How execute we understand that the upright axis is not in inches? The slope could be 3 in./ 2 in.. The math interpretation would certainly be 1.5. But our horizontal is given in feet.

At which allude you could argue that the paper definition is combined up and also units don't match. I beg your pardon is really what my argument is about. How do we recognize for sure the units of the slope are feet.

I think that the context is very important. I think it help to solidify the idea that a graph isn't separate from one function, however a visual depiction that can help understand the behavior of a function. Whether it's feet per second or customs per inch. The easiest I've ever before thought the it to be still climb over run for contextless bookwork and also that's tho a unit of distance per distance.

When i taught slope I never taught the basic mathematical proportion first. I would always introduce the ide by allowing the students to just describe the rise and run in English; this necessitated making use of units and clarifying horizontal or vertical.

At some point in this process we would talk about how saying "feet vertical" / "feet horizontal" deserve to be simplified to simply saying rise/run (dimensionless) as lengthy as we're using the exact same units for the two dimensions (as we have to in a unit Cartesian plane). We just state just how this is easier and also move on. Eventually, the idea that "slope" is now a proportion with devices implied but not stated simply out of convention of gift easier.

As such, ns think the answer to your question is less about "are devices needed" but an ext of "can the student answer the question asked?" I would certainly say this way that in the context of a "physical" problem, we must make certain students recognize that the idea the slope and also other mathematical principles are simply abstractions, no the answer.

See more: Convert 28 Inches Equals How Many Feet, 28 In To Ft
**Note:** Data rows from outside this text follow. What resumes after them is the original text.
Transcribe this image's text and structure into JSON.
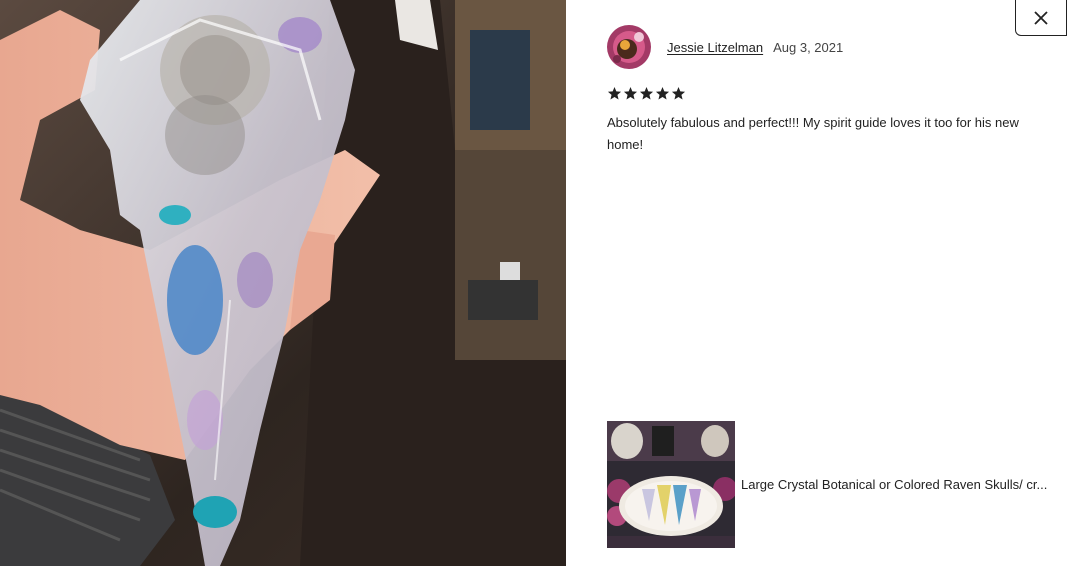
{
  "review": {
    "reviewer_name": "Jessie Litzelman",
    "date": "Aug 3, 2021",
    "rating": 5,
    "text": "Absolutely fabulous and perfect!!! My spirit guide loves it too for his new home!"
  },
  "listing": {
    "title": "Large Crystal Botanical or Colored Raven Skulls/ cr..."
  },
  "icons": {
    "close": "close-icon",
    "star": "star-icon"
  },
  "colors": {
    "text": "#222222",
    "star": "#222222",
    "close_border": "#222222"
  }
}
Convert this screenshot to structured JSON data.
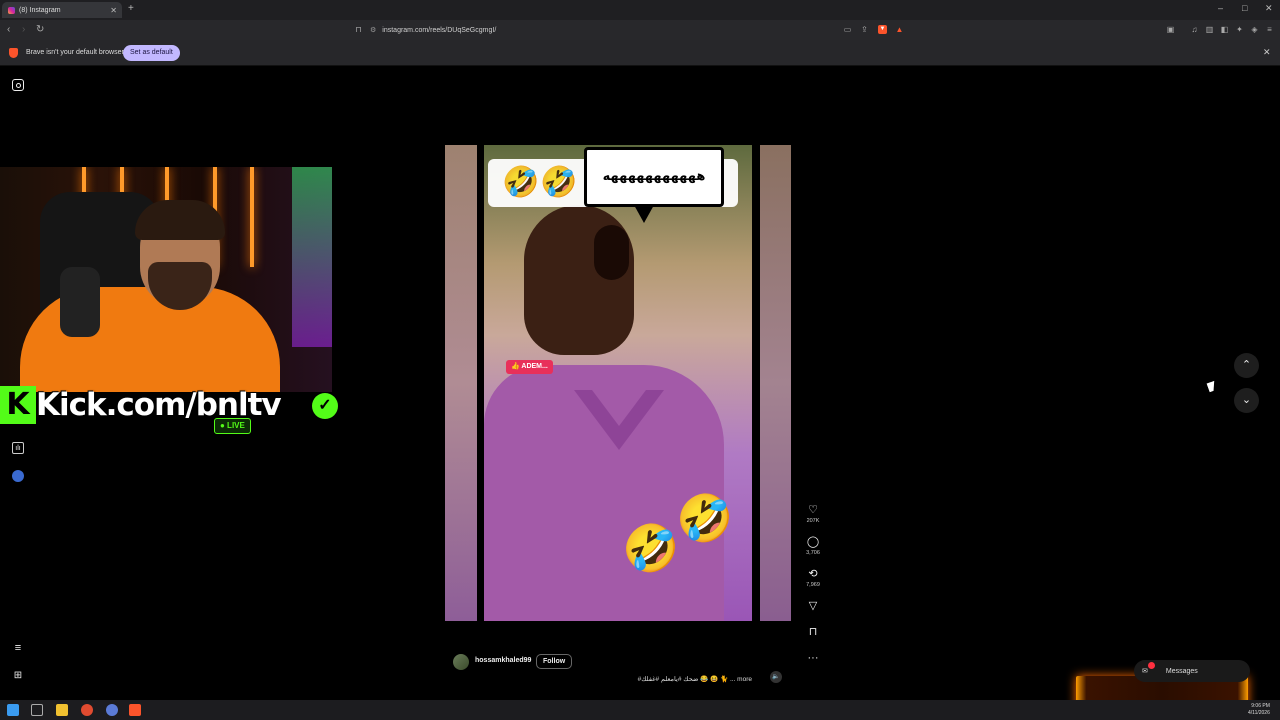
{
  "browser": {
    "tab_title": "(8) Instagram",
    "new_tab": "+",
    "url": "instagram.com/reels/DUqSeGcgmgI/",
    "min": "–",
    "max": "□",
    "close": "✕"
  },
  "infobar": {
    "text": "Brave isn't your default browser",
    "button": "Set as default",
    "close": "✕"
  },
  "stream": {
    "kick_logo": "K",
    "kick_url": "Kick.com/bnltv",
    "live_label": "● LIVE",
    "verified": "✓"
  },
  "reel": {
    "banner_emoji_1": "🤣",
    "banner_emoji_2": "🤣",
    "bubble_text": "هههههههههههه",
    "tag": "👍 ADEM...",
    "emoji_big_1": "🤣",
    "emoji_big_2": "🤣",
    "username": "hossamkhaled99",
    "follow": "Follow",
    "caption": "#ضحك #يامعلم #غفلك 😂 😆 🐈 ... more",
    "mute": "🔈"
  },
  "actions": {
    "likes": "207K",
    "comments": "3,706",
    "reposts": "7,969",
    "like_icon": "♡",
    "comment_icon": "◯",
    "repost_icon": "⟲",
    "share_icon": "▽",
    "save_icon": "⊓",
    "more_icon": "···"
  },
  "nav": {
    "up": "⌃",
    "down": "⌄"
  },
  "messages": {
    "label": "Messages",
    "badge": "8"
  },
  "taskbar": {
    "time": "9:06 PM",
    "date": "4/11/2026"
  },
  "colors": {
    "kick_green": "#53fc18",
    "brave_orange": "#fb542b",
    "set_default_bg": "#c2b8ff"
  }
}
To the end, I'd speak units room required since (a) the trouble specifies units, and (b) slope is a rate of change of one dimension vs another, and also has units implied because that both dimensions... And also we must make certain the student knows that.